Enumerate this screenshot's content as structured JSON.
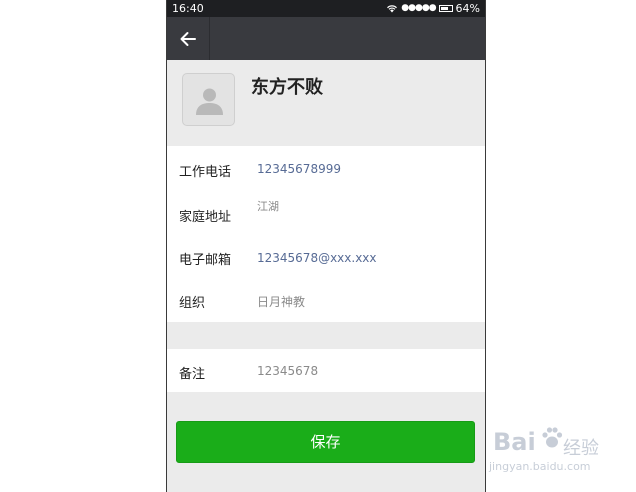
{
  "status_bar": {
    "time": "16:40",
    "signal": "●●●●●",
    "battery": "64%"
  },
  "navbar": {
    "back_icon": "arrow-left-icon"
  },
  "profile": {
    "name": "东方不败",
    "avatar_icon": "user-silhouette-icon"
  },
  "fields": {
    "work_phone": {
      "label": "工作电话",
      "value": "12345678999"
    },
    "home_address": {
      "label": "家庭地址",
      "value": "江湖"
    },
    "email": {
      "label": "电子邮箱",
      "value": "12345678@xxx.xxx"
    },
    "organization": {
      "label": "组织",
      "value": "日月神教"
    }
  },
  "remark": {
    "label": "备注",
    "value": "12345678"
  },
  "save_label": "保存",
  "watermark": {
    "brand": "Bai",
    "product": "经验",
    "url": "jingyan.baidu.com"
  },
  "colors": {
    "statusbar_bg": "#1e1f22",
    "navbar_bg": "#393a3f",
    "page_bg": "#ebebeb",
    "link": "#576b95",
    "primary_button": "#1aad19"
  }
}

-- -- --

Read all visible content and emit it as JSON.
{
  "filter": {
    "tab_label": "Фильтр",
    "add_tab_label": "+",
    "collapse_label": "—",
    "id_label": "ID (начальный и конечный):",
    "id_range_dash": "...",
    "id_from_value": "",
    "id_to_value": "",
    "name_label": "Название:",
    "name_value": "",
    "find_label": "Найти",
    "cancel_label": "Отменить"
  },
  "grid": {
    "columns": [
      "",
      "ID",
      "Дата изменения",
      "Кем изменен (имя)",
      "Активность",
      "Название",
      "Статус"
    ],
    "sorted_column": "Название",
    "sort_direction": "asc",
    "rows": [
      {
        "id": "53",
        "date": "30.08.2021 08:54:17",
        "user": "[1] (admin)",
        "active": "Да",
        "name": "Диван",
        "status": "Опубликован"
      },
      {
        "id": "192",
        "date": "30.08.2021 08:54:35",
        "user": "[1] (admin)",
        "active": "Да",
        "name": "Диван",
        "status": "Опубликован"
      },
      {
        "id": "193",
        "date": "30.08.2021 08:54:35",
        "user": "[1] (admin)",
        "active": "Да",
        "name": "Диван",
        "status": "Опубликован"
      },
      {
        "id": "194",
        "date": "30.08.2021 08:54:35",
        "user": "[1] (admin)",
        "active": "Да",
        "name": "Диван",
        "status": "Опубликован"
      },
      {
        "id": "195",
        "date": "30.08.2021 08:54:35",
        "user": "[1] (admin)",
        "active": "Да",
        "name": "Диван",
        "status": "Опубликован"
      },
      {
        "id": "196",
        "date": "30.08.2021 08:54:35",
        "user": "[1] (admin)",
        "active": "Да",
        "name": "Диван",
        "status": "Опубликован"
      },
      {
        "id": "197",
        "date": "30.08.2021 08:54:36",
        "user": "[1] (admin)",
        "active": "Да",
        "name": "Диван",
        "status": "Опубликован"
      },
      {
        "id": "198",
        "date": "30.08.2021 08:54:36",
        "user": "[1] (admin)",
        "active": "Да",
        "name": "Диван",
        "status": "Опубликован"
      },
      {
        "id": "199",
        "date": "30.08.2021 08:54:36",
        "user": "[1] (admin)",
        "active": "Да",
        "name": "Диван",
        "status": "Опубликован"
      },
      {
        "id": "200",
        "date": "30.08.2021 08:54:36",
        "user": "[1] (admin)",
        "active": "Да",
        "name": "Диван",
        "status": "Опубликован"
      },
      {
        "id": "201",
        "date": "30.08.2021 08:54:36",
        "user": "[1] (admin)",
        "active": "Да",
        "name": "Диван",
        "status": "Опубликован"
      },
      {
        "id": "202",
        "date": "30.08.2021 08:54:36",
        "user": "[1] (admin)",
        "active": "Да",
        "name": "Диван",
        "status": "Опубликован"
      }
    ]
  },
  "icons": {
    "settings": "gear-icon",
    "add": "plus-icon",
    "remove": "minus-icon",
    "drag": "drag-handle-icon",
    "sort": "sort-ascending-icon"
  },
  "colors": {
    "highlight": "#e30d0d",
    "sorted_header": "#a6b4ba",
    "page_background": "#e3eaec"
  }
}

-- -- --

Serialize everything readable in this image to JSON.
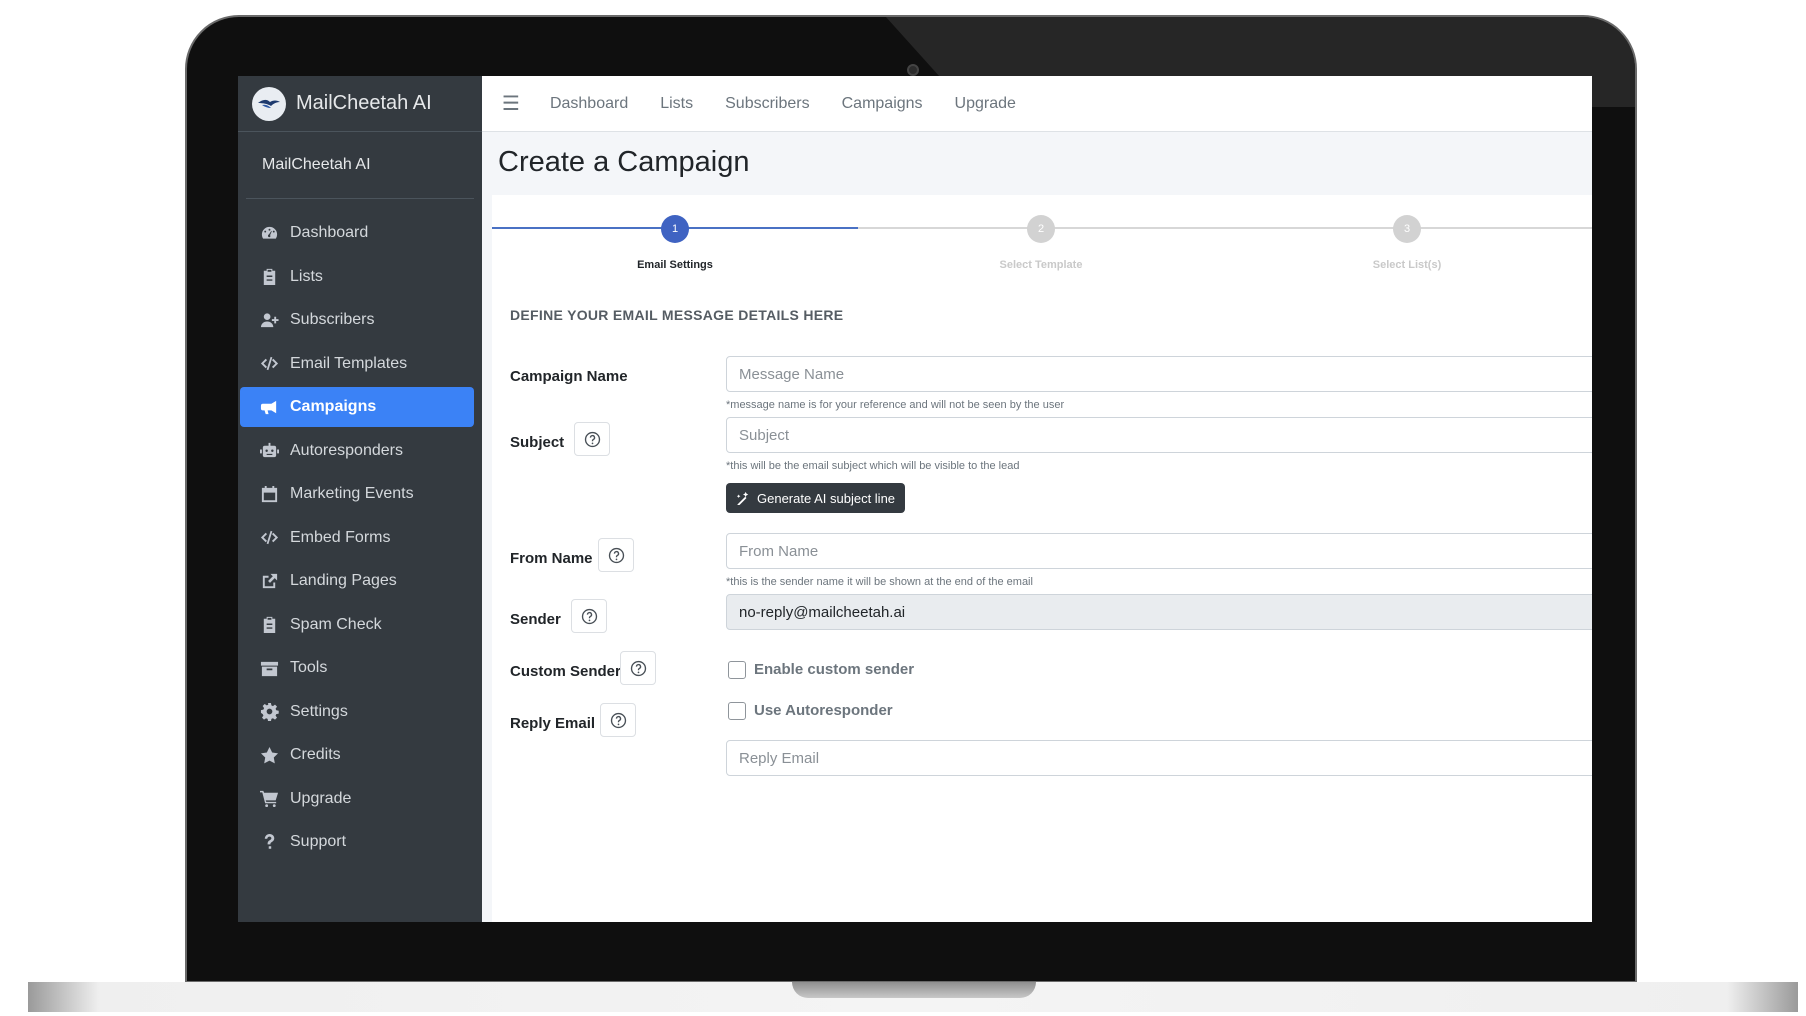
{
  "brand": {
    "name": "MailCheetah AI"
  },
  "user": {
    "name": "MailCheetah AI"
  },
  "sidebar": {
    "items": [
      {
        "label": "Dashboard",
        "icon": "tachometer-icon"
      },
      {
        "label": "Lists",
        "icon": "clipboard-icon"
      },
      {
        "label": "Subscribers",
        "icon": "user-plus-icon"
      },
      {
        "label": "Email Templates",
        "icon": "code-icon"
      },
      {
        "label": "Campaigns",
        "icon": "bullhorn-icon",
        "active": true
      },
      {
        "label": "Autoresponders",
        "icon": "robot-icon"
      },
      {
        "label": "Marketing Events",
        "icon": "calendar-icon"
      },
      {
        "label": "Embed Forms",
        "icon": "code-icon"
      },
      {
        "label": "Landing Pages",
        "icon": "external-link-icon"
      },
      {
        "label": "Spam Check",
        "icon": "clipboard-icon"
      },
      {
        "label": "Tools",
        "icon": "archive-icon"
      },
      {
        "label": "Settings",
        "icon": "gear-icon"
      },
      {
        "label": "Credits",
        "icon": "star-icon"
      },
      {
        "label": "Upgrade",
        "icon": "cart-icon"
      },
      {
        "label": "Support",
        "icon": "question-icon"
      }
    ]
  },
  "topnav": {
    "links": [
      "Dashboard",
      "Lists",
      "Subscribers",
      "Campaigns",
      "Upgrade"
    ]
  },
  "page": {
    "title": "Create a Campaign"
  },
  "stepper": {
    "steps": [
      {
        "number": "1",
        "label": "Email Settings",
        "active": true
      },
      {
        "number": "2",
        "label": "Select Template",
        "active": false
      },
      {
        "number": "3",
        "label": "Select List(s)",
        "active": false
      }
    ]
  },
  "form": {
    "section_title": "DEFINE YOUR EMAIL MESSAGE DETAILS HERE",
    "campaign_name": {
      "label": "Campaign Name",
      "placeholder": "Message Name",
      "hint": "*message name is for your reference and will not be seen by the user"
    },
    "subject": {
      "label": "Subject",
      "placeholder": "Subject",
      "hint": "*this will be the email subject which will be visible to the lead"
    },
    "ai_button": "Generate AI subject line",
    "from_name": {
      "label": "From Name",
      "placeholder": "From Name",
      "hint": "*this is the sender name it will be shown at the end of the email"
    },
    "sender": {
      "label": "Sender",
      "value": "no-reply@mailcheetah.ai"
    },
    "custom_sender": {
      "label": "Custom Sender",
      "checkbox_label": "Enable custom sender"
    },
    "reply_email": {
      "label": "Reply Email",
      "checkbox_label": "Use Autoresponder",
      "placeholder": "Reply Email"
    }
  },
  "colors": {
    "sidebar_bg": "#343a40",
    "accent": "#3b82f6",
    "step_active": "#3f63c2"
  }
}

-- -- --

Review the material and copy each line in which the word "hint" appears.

■ TASK ANSWER:
      "hint": "*message name is for your reference and will not be seen by the user"
      "hint": "*this will be the email subject which will be visible to the lead"
      "hint": "*this is the sender name it will be shown at the end of the email"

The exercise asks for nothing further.